Each record must be printed exactly as given.
===
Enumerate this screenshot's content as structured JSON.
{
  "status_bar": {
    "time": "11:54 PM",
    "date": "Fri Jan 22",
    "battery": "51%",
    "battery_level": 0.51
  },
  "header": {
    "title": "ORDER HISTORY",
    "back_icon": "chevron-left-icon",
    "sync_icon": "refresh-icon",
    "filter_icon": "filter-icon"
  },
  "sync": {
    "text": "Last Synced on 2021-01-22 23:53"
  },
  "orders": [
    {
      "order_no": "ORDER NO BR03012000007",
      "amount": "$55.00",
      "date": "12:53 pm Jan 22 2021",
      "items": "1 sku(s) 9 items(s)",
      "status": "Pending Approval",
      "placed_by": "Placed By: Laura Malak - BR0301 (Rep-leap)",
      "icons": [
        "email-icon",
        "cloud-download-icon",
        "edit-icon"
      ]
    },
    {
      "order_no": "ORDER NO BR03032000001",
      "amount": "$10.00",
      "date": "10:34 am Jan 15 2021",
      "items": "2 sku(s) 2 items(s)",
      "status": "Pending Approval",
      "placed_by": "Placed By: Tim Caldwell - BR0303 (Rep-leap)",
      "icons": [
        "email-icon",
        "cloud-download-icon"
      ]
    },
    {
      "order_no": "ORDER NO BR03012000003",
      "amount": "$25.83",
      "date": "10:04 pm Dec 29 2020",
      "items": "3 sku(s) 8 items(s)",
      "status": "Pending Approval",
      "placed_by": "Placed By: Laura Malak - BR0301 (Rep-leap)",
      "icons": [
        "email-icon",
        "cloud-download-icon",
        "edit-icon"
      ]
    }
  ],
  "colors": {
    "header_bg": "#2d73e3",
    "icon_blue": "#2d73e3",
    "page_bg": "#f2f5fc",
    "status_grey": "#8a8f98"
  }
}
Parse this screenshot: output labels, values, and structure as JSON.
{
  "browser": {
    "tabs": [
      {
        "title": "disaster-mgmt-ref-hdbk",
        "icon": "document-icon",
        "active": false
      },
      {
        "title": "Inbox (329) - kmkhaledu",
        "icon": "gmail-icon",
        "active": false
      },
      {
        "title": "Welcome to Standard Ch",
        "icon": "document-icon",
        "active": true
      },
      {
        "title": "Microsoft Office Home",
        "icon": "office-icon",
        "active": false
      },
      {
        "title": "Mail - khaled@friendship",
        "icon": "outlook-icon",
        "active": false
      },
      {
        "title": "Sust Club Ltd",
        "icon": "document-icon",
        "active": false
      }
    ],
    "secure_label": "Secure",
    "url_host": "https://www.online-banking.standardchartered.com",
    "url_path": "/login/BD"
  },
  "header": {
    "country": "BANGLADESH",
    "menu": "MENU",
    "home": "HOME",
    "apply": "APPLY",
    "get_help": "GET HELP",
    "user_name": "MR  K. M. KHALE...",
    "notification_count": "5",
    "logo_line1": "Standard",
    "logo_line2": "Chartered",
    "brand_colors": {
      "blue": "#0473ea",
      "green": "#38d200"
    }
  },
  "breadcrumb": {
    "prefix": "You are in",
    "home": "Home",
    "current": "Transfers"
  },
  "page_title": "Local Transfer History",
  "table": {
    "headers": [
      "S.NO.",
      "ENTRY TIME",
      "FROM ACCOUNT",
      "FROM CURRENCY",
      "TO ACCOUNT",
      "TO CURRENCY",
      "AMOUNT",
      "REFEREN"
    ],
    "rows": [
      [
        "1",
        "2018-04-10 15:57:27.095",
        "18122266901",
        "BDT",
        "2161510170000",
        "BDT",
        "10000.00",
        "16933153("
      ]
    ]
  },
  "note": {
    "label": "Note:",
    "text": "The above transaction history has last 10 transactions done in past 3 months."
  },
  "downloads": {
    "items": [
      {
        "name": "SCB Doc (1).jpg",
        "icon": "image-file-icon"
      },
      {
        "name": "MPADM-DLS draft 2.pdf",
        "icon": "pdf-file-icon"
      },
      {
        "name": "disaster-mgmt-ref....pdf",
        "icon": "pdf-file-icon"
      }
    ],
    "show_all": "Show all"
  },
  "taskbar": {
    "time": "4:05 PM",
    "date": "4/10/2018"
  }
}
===
## Output of the task
Enumerate this screenshot's content as structured JSON.
{
  "status_bar": {
    "time": "11:54 PM",
    "date": "Fri Jan 22",
    "battery": "51%",
    "battery_level": 0.51
  },
  "header": {
    "title": "ORDER HISTORY",
    "back_icon": "chevron-left-icon",
    "sync_icon": "refresh-icon",
    "filter_icon": "filter-icon"
  },
  "sync": {
    "text": "Last Synced on 2021-01-22 23:53"
  },
  "orders": [
    {
      "order_no": "ORDER NO BR03012000007",
      "amount": "$55.00",
      "date": "12:53 pm Jan 22 2021",
      "items": "1 sku(s) 9 items(s)",
      "status": "Pending Approval",
      "placed_by": "Placed By: Laura Malak - BR0301 (Rep-leap)",
      "icons": [
        "email-icon",
        "cloud-download-icon",
        "edit-icon"
      ]
    },
    {
      "order_no": "ORDER NO BR03032000001",
      "amount": "$10.00",
      "date": "10:34 am Jan 15 2021",
      "items": "2 sku(s) 2 items(s)",
      "status": "Pending Approval",
      "placed_by": "Placed By: Tim Caldwell - BR0303 (Rep-leap)",
      "icons": [
        "email-icon",
        "cloud-download-icon"
      ]
    },
    {
      "order_no": "ORDER NO BR03012000003",
      "amount": "$25.83",
      "date": "10:04 pm Dec 29 2020",
      "items": "3 sku(s) 8 items(s)",
      "status": "Pending Approval",
      "placed_by": "Placed By: Laura Malak - BR0301 (Rep-leap)",
      "icons": [
        "email-icon",
        "cloud-download-icon",
        "edit-icon"
      ]
    }
  ],
  "colors": {
    "header_bg": "#2d73e3",
    "icon_blue": "#2d73e3",
    "page_bg": "#f2f5fc",
    "status_grey": "#8a8f98"
  }
}
Parse this screenshot: output labels, values, and structure as JSON.
{
  "browser": {
    "tabs": [
      {
        "title": "disaster-mgmt-ref-hdbk",
        "icon": "document-icon",
        "active": false
      },
      {
        "title": "Inbox (329) - kmkhaledu",
        "icon": "gmail-icon",
        "active": false
      },
      {
        "title": "Welcome to Standard Ch",
        "icon": "document-icon",
        "active": true
      },
      {
        "title": "Microsoft Office Home",
        "icon": "office-icon",
        "active": false
      },
      {
        "title": "Mail - khaled@friendship",
        "icon": "outlook-icon",
        "active": false
      },
      {
        "title": "Sust Club Ltd",
        "icon": "document-icon",
        "active": false
      }
    ],
    "secure_label": "Secure",
    "url_host": "https://www.online-banking.standardchartered.com",
    "url_path": "/login/BD"
  },
  "header": {
    "country": "BANGLADESH",
    "menu": "MENU",
    "home": "HOME",
    "apply": "APPLY",
    "get_help": "GET HELP",
    "user_name": "MR  K. M. KHALE...",
    "notification_count": "5",
    "logo_line1": "Standard",
    "logo_line2": "Chartered",
    "brand_colors": {
      "blue": "#0473ea",
      "green": "#38d200"
    }
  },
  "breadcrumb": {
    "prefix": "You are in",
    "home": "Home",
    "current": "Transfers"
  },
  "page_title": "Local Transfer History",
  "table": {
    "headers": [
      "S.NO.",
      "ENTRY TIME",
      "FROM ACCOUNT",
      "FROM CURRENCY",
      "TO ACCOUNT",
      "TO CURRENCY",
      "AMOUNT",
      "REFEREN"
    ],
    "rows": [
      [
        "1",
        "2018-04-10 15:57:27.095",
        "18122266901",
        "BDT",
        "2161510170000",
        "BDT",
        "10000.00",
        "16933153("
      ]
    ]
  },
  "note": {
    "label": "Note:",
    "text": "The above transaction history has last 10 transactions done in past 3 months."
  },
  "downloads": {
    "items": [
      {
        "name": "SCB Doc (1).jpg",
        "icon": "image-file-icon"
      },
      {
        "name": "MPADM-DLS draft 2.pdf",
        "icon": "pdf-file-icon"
      },
      {
        "name": "disaster-mgmt-ref....pdf",
        "icon": "pdf-file-icon"
      }
    ],
    "show_all": "Show all"
  },
  "taskbar": {
    "time": "4:05 PM",
    "date": "4/10/2018"
  }
}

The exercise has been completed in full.